• [What needs to be done] Return, verbatim and in full, the records that follow, but not their pictures.

• [Data to use]

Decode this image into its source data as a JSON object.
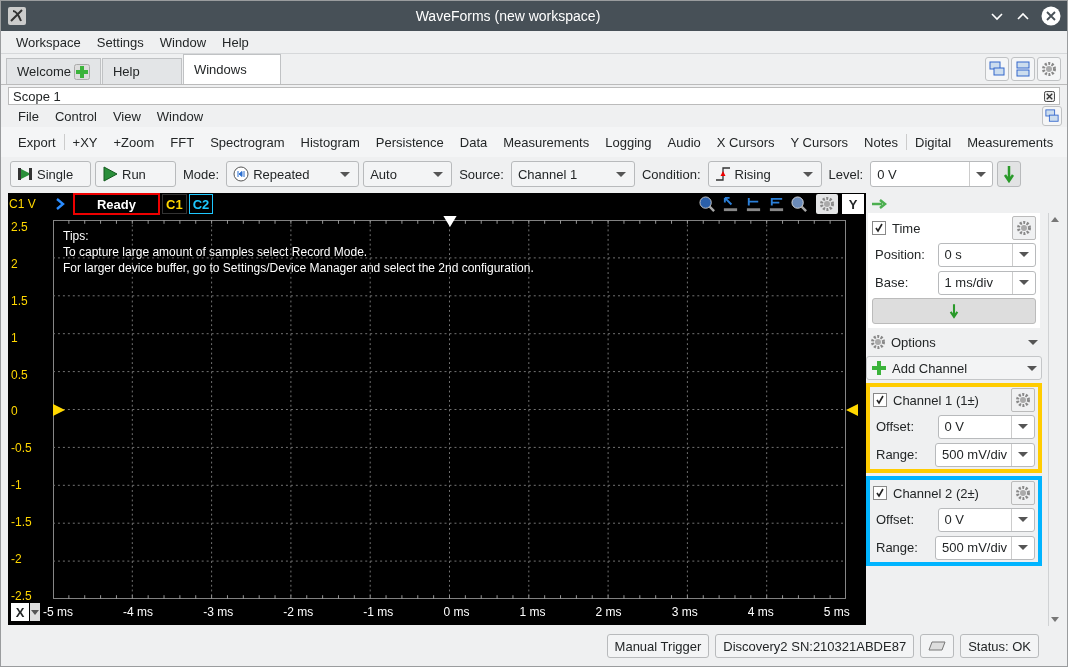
{
  "window": {
    "title": "WaveForms (new workspace)"
  },
  "menu": [
    "Workspace",
    "Settings",
    "Window",
    "Help"
  ],
  "tabs": [
    {
      "label": "Welcome",
      "selected": false,
      "kind": "add"
    },
    {
      "label": "Help",
      "selected": false,
      "kind": "plain"
    },
    {
      "label": "Windows",
      "selected": true,
      "kind": "plain"
    }
  ],
  "scope": {
    "title": "Scope 1",
    "menu": [
      "File",
      "Control",
      "View",
      "Window"
    ]
  },
  "toolbar": [
    [
      "Export"
    ],
    [
      "+XY",
      "+Zoom",
      "FFT",
      "Spectrogram",
      "Histogram",
      "Persistence",
      "Data",
      "Measurements",
      "Logging",
      "Audio",
      "X Cursors",
      "Y Cursors",
      "Notes"
    ],
    [
      "Digital",
      "Measurements"
    ]
  ],
  "controls": {
    "single": "Single",
    "run": "Run",
    "mode_label": "Mode:",
    "mode": "Repeated",
    "mode_type": "Auto",
    "source_label": "Source:",
    "source": "Channel 1",
    "condition_label": "Condition:",
    "condition": "Rising",
    "level_label": "Level:",
    "level": "0 V"
  },
  "plot": {
    "y_unit": "C1 V",
    "status": "Ready",
    "channel_tags": [
      {
        "label": "C1",
        "color": "#ffd700"
      },
      {
        "label": "C2",
        "color": "#1ec8ff"
      }
    ],
    "y_button": "Y",
    "x_button": "X",
    "tips": [
      "Tips:",
      "To capture large amount of samples select Record Mode.",
      "For larger device buffer, go to Settings/Device Manager and select the 2nd configuration."
    ],
    "y_ticks": [
      "2.5",
      "2",
      "1.5",
      "1",
      "0.5",
      "0",
      "-0.5",
      "-1",
      "-1.5",
      "-2",
      "-2.5"
    ],
    "x_ticks": [
      "-5 ms",
      "-4 ms",
      "-3 ms",
      "-2 ms",
      "-1 ms",
      "0 ms",
      "1 ms",
      "2 ms",
      "3 ms",
      "4 ms",
      "5 ms"
    ]
  },
  "panel": {
    "time": {
      "label": "Time",
      "checked": true,
      "fields": [
        {
          "label": "Position:",
          "value": "0 s"
        },
        {
          "label": "Base:",
          "value": "1 ms/div"
        }
      ]
    },
    "options": "Options",
    "add_channel": "Add Channel",
    "channels": [
      {
        "name": "Channel 1 (1±)",
        "checked": true,
        "color": "#ffcc00",
        "fields": [
          {
            "label": "Offset:",
            "value": "0 V"
          },
          {
            "label": "Range:",
            "value": "500 mV/div"
          }
        ]
      },
      {
        "name": "Channel 2 (2±)",
        "checked": true,
        "color": "#00b4ff",
        "fields": [
          {
            "label": "Offset:",
            "value": "0 V"
          },
          {
            "label": "Range:",
            "value": "500 mV/div"
          }
        ]
      }
    ]
  },
  "status_bar": {
    "manual_trigger": "Manual Trigger",
    "device": "Discovery2 SN:210321ABDE87",
    "status": "Status: OK"
  }
}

• [Result for this task]
Decode this image into its source data as a JSON object.
{
  "window": {
    "title": "WaveForms (new workspace)"
  },
  "menu": [
    "Workspace",
    "Settings",
    "Window",
    "Help"
  ],
  "tabs": [
    {
      "label": "Welcome",
      "selected": false,
      "kind": "add"
    },
    {
      "label": "Help",
      "selected": false,
      "kind": "plain"
    },
    {
      "label": "Windows",
      "selected": true,
      "kind": "plain"
    }
  ],
  "scope": {
    "title": "Scope 1",
    "menu": [
      "File",
      "Control",
      "View",
      "Window"
    ]
  },
  "toolbar": [
    [
      "Export"
    ],
    [
      "+XY",
      "+Zoom",
      "FFT",
      "Spectrogram",
      "Histogram",
      "Persistence",
      "Data",
      "Measurements",
      "Logging",
      "Audio",
      "X Cursors",
      "Y Cursors",
      "Notes"
    ],
    [
      "Digital",
      "Measurements"
    ]
  ],
  "controls": {
    "single": "Single",
    "run": "Run",
    "mode_label": "Mode:",
    "mode": "Repeated",
    "mode_type": "Auto",
    "source_label": "Source:",
    "source": "Channel 1",
    "condition_label": "Condition:",
    "condition": "Rising",
    "level_label": "Level:",
    "level": "0 V"
  },
  "plot": {
    "y_unit": "C1 V",
    "status": "Ready",
    "channel_tags": [
      {
        "label": "C1",
        "color": "#ffd700"
      },
      {
        "label": "C2",
        "color": "#1ec8ff"
      }
    ],
    "y_button": "Y",
    "x_button": "X",
    "tips": [
      "Tips:",
      "To capture large amount of samples select Record Mode.",
      "For larger device buffer, go to Settings/Device Manager and select the 2nd configuration."
    ],
    "y_ticks": [
      "2.5",
      "2",
      "1.5",
      "1",
      "0.5",
      "0",
      "-0.5",
      "-1",
      "-1.5",
      "-2",
      "-2.5"
    ],
    "x_ticks": [
      "-5 ms",
      "-4 ms",
      "-3 ms",
      "-2 ms",
      "-1 ms",
      "0 ms",
      "1 ms",
      "2 ms",
      "3 ms",
      "4 ms",
      "5 ms"
    ]
  },
  "panel": {
    "time": {
      "label": "Time",
      "checked": true,
      "fields": [
        {
          "label": "Position:",
          "value": "0 s"
        },
        {
          "label": "Base:",
          "value": "1 ms/div"
        }
      ]
    },
    "options": "Options",
    "add_channel": "Add Channel",
    "channels": [
      {
        "name": "Channel 1 (1±)",
        "checked": true,
        "color": "#ffcc00",
        "fields": [
          {
            "label": "Offset:",
            "value": "0 V"
          },
          {
            "label": "Range:",
            "value": "500 mV/div"
          }
        ]
      },
      {
        "name": "Channel 2 (2±)",
        "checked": true,
        "color": "#00b4ff",
        "fields": [
          {
            "label": "Offset:",
            "value": "0 V"
          },
          {
            "label": "Range:",
            "value": "500 mV/div"
          }
        ]
      }
    ]
  },
  "status_bar": {
    "manual_trigger": "Manual Trigger",
    "device": "Discovery2 SN:210321ABDE87",
    "status": "Status: OK"
  }
}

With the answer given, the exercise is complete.